I am never quite sure what label to use in describing myself these days, but something I would never claim to be is a zoologist. Still, I did take some of those courses, and one of my aims when I first went to draw in the museum was to re-acquaint myself with skulls. Drawing is a great way of observing, and looking around the collection, I quickly fell in love with the bear specimens. Even among one species, however, (in this case Ursus americanus, the black bear) the variety is astounding, so the question became, which one?
In the end, I decided to make that variety part of the project, so I drew three: a cub and two larger animals, all of them males.
The show features 84 pieces in a variety of styles and media, all 165 square inches or less in size.
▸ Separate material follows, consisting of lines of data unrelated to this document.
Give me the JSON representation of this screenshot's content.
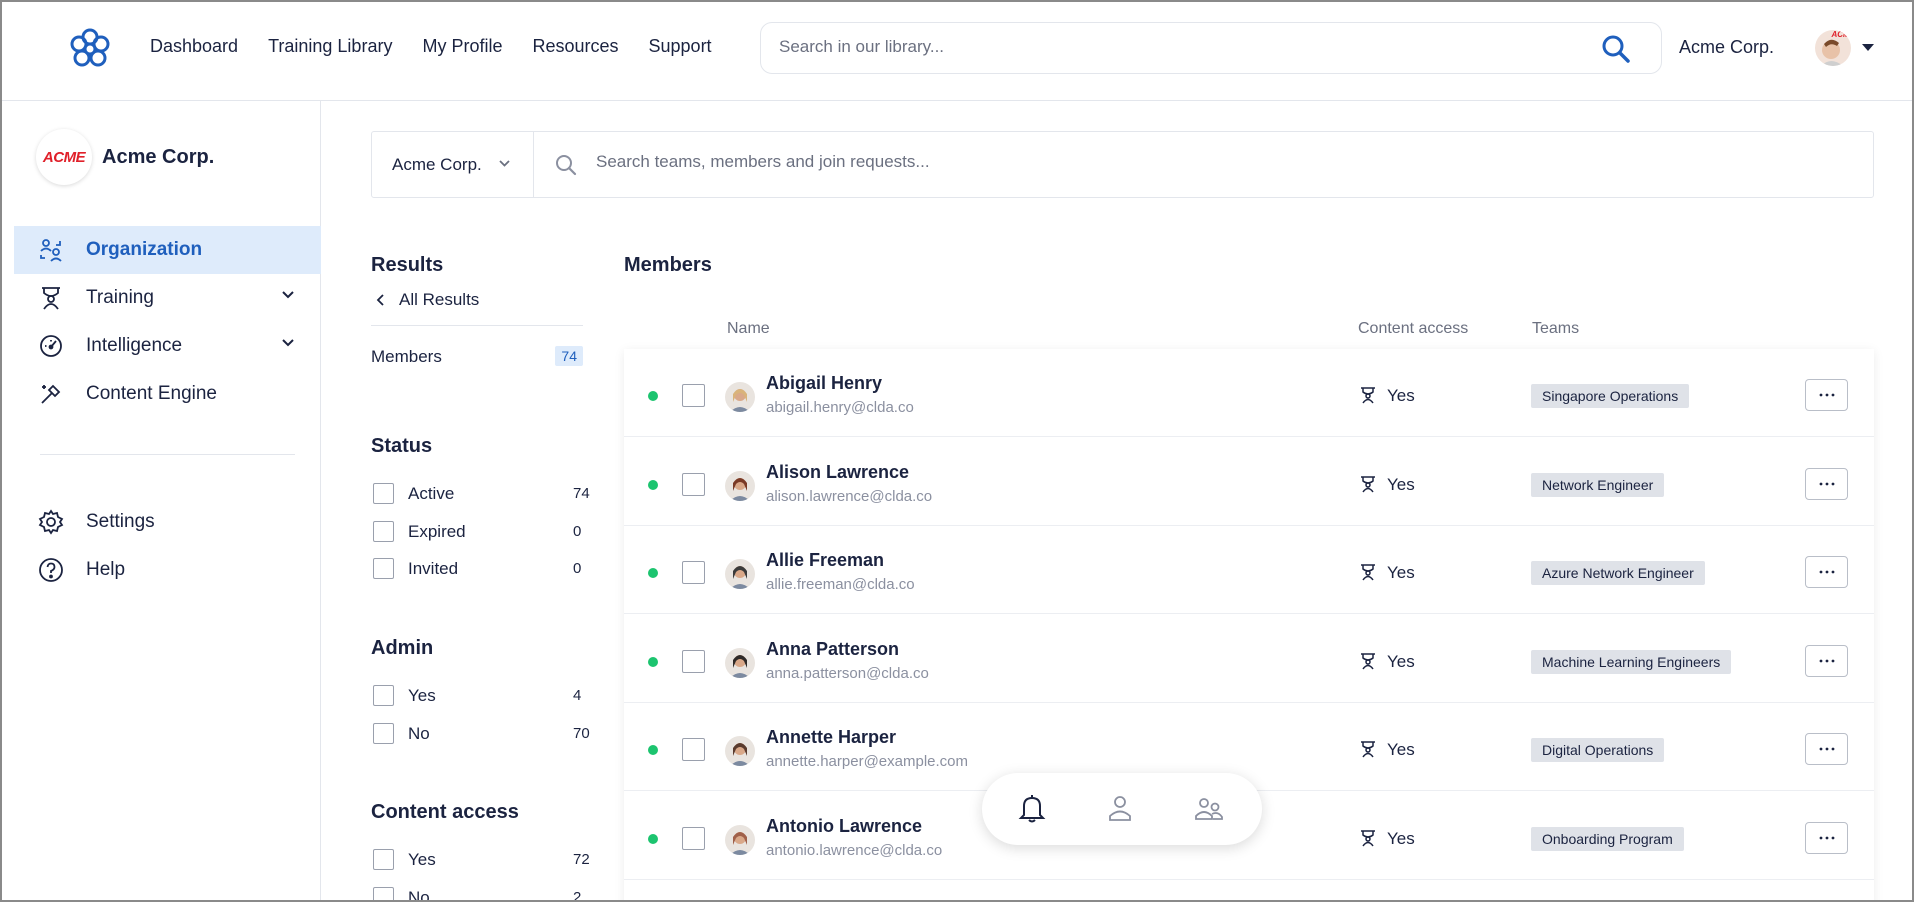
{
  "topnav": {
    "items": [
      "Dashboard",
      "Training Library",
      "My Profile",
      "Resources",
      "Support"
    ],
    "search_placeholder": "Search in our library...",
    "org_name": "Acme Corp.",
    "avatar_mark": "ACME"
  },
  "sidebar": {
    "org_logo_text": "ACME",
    "org_name": "Acme Corp.",
    "items": [
      {
        "label": "Organization",
        "icon": "organization-icon",
        "active": true
      },
      {
        "label": "Training",
        "icon": "training-icon",
        "expandable": true
      },
      {
        "label": "Intelligence",
        "icon": "gauge-icon",
        "expandable": true
      },
      {
        "label": "Content Engine",
        "icon": "wand-icon"
      },
      {
        "label": "Settings",
        "icon": "gear-icon"
      },
      {
        "label": "Help",
        "icon": "help-icon"
      }
    ]
  },
  "filterbar": {
    "org_select": "Acme Corp.",
    "search_placeholder": "Search teams, members and join requests..."
  },
  "filters": {
    "results_title": "Results",
    "back_label": "All Results",
    "members_label": "Members",
    "members_count": "74",
    "status": {
      "title": "Status",
      "options": [
        {
          "label": "Active",
          "count": "74"
        },
        {
          "label": "Expired",
          "count": "0"
        },
        {
          "label": "Invited",
          "count": "0"
        }
      ]
    },
    "admin": {
      "title": "Admin",
      "options": [
        {
          "label": "Yes",
          "count": "4"
        },
        {
          "label": "No",
          "count": "70"
        }
      ]
    },
    "content_access": {
      "title": "Content access",
      "options": [
        {
          "label": "Yes",
          "count": "72"
        },
        {
          "label": "No",
          "count": "2"
        }
      ]
    }
  },
  "members": {
    "title": "Members",
    "columns": {
      "name": "Name",
      "content_access": "Content access",
      "teams": "Teams"
    },
    "rows": [
      {
        "name": "Abigail Henry",
        "email": "abigail.henry@clda.co",
        "access": "Yes",
        "team": "Singapore Operations",
        "avatar_color": "#d9b37a"
      },
      {
        "name": "Alison Lawrence",
        "email": "alison.lawrence@clda.co",
        "access": "Yes",
        "team": "Network Engineer",
        "avatar_color": "#7a3a26"
      },
      {
        "name": "Allie Freeman",
        "email": "allie.freeman@clda.co",
        "access": "Yes",
        "team": "Azure Network Engineer",
        "avatar_color": "#3b3b3b"
      },
      {
        "name": "Anna Patterson",
        "email": "anna.patterson@clda.co",
        "access": "Yes",
        "team": "Machine Learning Engineers",
        "avatar_color": "#2e2a28"
      },
      {
        "name": "Annette Harper",
        "email": "annette.harper@example.com",
        "access": "Yes",
        "team": "Digital Operations",
        "avatar_color": "#5a3b2e"
      },
      {
        "name": "Antonio Lawrence",
        "email": "antonio.lawrence@clda.co",
        "access": "Yes",
        "team": "Onboarding Program",
        "avatar_color": "#a0604a"
      }
    ]
  },
  "colors": {
    "accent": "#1f5fbd",
    "active_bg": "#deebfb",
    "status_active": "#1cc46f",
    "text": "#1b2340"
  }
}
It can be viewed at the Federation Gallery at 1241 Cartwright Street on Granville Island from August 22 to September 3. If you find yourself in Vancouver, go check it out.
If you can’t make it, you can also view the show here.
I was looking for something interesting that would work in a relatively small format. Then I remembered the bighorn skulls I had come across at the museum. I had not been sure about drawing one, but looking at them again, I decided to give it a try. Visually, those horns are extremely interesting, and biologically, they are an impressive adaptation. Have you ever tried walking around with ten percent or so of your body weight strapped to your head? I can’t say I have, but I am fairly sure my neck would object – and that’s before I tried to head-butt other people
[Children, do not try this at home. This skull is built for head butting. Yours is not.]